• [Work to be completed]: Extract from the listing each line in which the word "chart" appears.

• [Data for the task]:
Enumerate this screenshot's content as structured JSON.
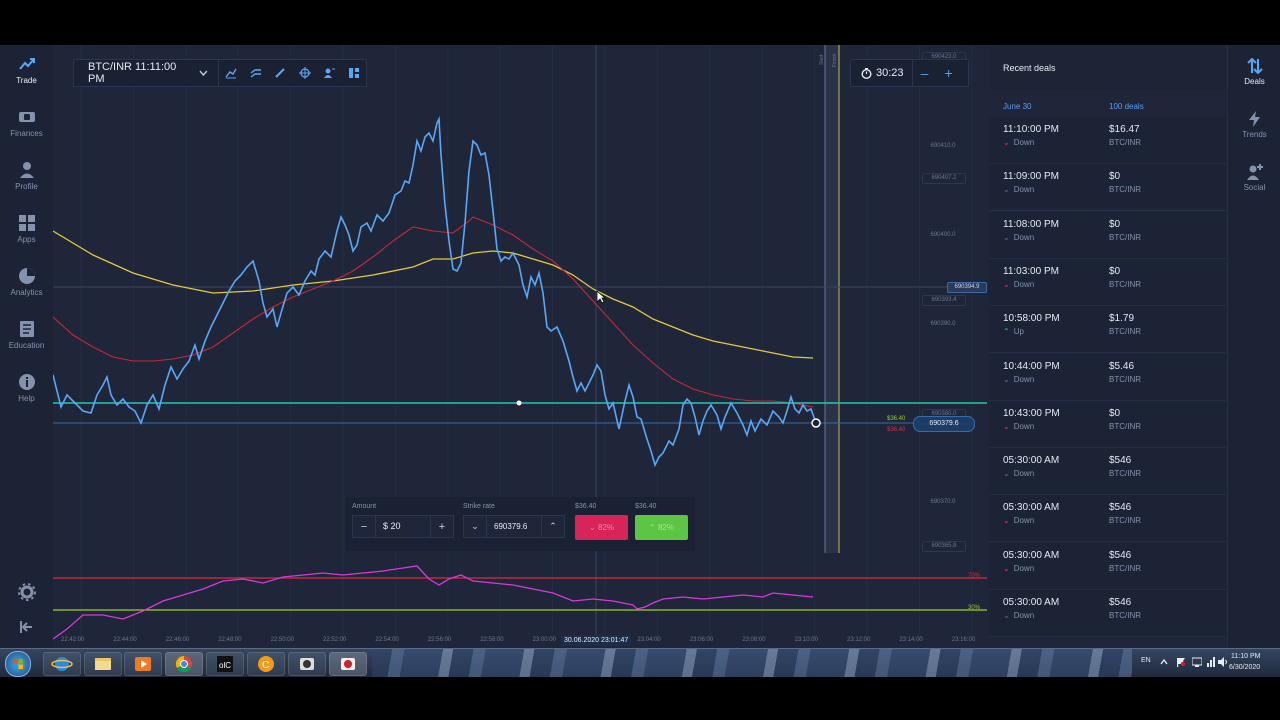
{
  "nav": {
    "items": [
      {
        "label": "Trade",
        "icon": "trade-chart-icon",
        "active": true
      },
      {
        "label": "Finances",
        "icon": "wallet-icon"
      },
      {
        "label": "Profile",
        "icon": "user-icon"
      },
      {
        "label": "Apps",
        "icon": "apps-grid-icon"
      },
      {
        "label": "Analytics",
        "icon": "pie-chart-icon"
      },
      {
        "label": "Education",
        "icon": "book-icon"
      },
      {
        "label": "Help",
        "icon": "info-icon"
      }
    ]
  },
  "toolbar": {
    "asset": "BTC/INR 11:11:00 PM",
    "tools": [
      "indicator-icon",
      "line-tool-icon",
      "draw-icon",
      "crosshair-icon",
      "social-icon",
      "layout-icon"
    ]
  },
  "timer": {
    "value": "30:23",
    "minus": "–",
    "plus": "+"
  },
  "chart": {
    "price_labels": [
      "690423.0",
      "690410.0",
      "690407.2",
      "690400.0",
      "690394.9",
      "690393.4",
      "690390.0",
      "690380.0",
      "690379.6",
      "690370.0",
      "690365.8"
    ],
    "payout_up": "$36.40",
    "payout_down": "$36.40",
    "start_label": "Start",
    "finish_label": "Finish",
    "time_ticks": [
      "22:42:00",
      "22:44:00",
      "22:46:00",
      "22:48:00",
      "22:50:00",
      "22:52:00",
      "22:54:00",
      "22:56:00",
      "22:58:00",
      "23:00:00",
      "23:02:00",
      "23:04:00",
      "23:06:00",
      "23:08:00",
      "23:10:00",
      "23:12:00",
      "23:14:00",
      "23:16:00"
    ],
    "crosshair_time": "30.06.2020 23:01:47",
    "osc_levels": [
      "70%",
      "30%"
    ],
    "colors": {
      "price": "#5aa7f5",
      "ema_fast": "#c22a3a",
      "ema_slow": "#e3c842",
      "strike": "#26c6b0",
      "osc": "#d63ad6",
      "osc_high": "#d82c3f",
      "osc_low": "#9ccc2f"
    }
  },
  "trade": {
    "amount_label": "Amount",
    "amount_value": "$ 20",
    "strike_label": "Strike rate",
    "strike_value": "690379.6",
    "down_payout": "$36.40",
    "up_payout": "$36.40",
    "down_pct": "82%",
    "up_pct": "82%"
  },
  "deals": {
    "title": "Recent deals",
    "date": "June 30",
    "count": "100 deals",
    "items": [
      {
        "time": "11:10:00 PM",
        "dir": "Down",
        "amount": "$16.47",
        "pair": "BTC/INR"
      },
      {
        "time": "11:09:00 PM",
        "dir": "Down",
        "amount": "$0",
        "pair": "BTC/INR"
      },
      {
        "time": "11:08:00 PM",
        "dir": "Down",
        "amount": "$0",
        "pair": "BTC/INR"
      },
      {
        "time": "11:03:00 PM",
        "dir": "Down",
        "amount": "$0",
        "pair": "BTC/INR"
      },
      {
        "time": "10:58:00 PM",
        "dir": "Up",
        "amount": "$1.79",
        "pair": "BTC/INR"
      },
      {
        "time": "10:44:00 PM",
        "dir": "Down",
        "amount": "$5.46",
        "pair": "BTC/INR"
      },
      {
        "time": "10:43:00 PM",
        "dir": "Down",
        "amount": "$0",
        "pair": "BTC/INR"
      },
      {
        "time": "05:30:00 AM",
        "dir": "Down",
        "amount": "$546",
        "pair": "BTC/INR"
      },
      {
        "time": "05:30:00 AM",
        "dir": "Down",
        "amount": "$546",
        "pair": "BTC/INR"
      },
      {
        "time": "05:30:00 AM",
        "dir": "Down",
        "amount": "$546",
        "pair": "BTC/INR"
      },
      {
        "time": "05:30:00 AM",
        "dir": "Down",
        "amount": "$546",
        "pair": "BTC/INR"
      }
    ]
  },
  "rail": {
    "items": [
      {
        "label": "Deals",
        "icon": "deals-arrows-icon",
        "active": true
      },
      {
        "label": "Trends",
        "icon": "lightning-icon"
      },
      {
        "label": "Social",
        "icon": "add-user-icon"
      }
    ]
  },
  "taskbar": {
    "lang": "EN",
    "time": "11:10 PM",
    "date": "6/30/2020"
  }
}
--
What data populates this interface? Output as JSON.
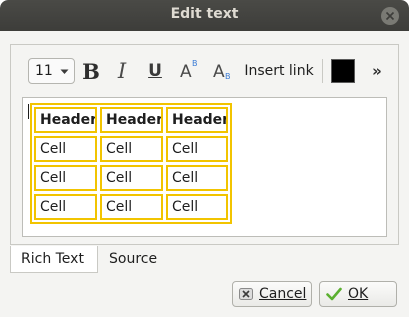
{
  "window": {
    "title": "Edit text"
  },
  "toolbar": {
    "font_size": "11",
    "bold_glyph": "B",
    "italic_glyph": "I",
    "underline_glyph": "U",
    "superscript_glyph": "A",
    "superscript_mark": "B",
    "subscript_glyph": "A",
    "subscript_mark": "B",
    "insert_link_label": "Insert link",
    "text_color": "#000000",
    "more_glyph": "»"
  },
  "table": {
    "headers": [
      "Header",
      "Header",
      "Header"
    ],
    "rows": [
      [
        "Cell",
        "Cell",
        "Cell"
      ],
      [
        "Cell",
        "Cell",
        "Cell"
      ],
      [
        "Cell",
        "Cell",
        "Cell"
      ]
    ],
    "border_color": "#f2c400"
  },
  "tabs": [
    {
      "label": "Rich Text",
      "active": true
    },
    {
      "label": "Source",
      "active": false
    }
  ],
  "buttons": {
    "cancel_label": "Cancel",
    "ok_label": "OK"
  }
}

• [Answer to this problem]:
        "icon": "trade-chart-icon",
        "icon": "pie-chart-icon"
  "chart": {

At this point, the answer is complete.